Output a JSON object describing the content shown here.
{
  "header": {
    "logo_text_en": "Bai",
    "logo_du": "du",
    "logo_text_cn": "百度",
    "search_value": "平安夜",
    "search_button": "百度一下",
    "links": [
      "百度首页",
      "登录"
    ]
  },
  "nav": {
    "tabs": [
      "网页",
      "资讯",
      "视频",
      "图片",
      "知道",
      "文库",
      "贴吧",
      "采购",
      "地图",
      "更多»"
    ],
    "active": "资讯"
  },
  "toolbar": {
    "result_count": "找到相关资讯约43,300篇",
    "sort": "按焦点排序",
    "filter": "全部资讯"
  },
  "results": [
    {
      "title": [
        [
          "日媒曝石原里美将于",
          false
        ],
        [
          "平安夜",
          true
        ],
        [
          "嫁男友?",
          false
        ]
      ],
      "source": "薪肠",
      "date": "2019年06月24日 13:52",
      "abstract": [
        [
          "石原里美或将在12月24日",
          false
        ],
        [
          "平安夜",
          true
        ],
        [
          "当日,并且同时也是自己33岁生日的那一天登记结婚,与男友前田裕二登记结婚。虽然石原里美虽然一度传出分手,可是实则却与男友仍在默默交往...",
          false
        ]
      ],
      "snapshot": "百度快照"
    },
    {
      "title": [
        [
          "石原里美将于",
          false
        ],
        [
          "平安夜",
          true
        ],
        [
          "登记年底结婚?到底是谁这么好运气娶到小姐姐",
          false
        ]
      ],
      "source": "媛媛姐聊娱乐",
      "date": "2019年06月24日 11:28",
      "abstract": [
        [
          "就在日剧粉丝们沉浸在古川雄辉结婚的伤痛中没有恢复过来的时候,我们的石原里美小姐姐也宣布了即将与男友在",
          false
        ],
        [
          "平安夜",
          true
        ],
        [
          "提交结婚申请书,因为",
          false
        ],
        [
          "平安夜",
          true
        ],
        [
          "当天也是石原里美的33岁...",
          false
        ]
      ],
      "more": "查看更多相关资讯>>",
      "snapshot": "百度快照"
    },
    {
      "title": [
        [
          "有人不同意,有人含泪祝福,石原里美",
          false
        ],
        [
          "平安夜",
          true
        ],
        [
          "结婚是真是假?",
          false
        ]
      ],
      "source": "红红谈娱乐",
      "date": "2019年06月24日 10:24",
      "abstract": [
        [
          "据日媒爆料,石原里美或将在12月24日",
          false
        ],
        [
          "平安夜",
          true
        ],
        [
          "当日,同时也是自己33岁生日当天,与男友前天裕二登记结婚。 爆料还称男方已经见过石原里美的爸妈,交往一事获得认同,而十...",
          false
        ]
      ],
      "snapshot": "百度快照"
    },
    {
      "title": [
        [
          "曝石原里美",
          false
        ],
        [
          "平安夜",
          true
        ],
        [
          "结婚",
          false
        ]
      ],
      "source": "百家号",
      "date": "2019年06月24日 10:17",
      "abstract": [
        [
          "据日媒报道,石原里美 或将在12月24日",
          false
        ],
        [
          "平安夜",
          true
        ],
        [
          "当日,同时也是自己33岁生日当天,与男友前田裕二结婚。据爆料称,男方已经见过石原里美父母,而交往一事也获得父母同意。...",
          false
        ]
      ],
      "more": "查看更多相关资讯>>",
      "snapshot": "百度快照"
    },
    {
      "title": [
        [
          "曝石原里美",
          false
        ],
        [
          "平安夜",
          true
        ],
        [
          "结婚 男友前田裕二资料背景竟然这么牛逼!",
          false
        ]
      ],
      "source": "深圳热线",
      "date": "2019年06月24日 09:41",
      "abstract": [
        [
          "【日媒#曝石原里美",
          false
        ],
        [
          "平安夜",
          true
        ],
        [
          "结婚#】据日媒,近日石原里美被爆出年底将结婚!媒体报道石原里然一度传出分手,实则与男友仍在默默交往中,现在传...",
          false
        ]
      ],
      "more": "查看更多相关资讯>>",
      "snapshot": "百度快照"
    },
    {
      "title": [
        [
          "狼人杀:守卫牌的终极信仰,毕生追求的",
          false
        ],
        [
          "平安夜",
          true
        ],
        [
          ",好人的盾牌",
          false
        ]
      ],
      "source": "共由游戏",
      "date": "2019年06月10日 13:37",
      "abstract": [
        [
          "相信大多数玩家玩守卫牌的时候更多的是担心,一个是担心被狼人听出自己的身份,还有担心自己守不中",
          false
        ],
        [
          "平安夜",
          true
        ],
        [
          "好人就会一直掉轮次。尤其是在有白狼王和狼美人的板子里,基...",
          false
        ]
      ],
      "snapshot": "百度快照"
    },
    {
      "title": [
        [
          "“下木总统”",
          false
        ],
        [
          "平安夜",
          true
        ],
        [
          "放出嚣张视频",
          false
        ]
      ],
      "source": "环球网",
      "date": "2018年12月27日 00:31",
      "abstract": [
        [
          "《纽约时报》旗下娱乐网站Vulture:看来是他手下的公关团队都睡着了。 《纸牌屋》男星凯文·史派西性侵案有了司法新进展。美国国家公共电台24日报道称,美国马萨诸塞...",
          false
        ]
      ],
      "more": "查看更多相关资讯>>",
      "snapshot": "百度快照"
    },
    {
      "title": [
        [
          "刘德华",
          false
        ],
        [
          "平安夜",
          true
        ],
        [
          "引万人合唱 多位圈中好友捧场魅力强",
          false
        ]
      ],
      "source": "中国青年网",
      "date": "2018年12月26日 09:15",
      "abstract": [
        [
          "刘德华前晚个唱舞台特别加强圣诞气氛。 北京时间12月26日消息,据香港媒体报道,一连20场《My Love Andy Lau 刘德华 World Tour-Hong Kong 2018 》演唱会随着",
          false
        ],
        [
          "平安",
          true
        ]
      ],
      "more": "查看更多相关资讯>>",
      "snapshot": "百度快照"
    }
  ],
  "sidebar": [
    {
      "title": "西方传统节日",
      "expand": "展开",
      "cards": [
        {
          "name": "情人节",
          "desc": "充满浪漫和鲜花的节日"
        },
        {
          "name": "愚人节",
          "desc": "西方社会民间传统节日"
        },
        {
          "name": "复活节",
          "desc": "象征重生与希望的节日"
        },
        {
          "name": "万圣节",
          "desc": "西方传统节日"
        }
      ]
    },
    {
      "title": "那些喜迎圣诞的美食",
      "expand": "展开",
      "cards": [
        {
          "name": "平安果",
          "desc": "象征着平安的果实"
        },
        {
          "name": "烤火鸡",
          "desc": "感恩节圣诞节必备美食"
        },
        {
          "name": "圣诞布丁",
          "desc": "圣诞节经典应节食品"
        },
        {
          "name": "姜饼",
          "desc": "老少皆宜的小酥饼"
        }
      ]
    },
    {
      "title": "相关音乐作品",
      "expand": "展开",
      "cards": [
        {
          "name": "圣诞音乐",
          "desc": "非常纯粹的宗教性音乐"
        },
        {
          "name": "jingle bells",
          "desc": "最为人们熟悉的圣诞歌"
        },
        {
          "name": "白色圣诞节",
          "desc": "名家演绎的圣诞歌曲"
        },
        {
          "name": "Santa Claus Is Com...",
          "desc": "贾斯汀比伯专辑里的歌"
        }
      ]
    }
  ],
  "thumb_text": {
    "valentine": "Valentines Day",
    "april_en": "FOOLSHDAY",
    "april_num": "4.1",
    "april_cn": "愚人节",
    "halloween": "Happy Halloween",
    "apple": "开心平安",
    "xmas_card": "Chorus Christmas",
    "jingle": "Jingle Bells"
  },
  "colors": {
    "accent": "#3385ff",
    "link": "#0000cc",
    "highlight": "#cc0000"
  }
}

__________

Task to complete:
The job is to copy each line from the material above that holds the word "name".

Result of this exercise:
          "name": "情人节",
          "name": "愚人节",
          "name": "复活节",
          "name": "万圣节",
          "name": "平安果",
          "name": "烤火鸡",
          "name": "圣诞布丁",
          "name": "姜饼",
          "name": "圣诞音乐",
          "name": "jingle bells",
          "name": "白色圣诞节",
          "name": "Santa Claus Is Com...",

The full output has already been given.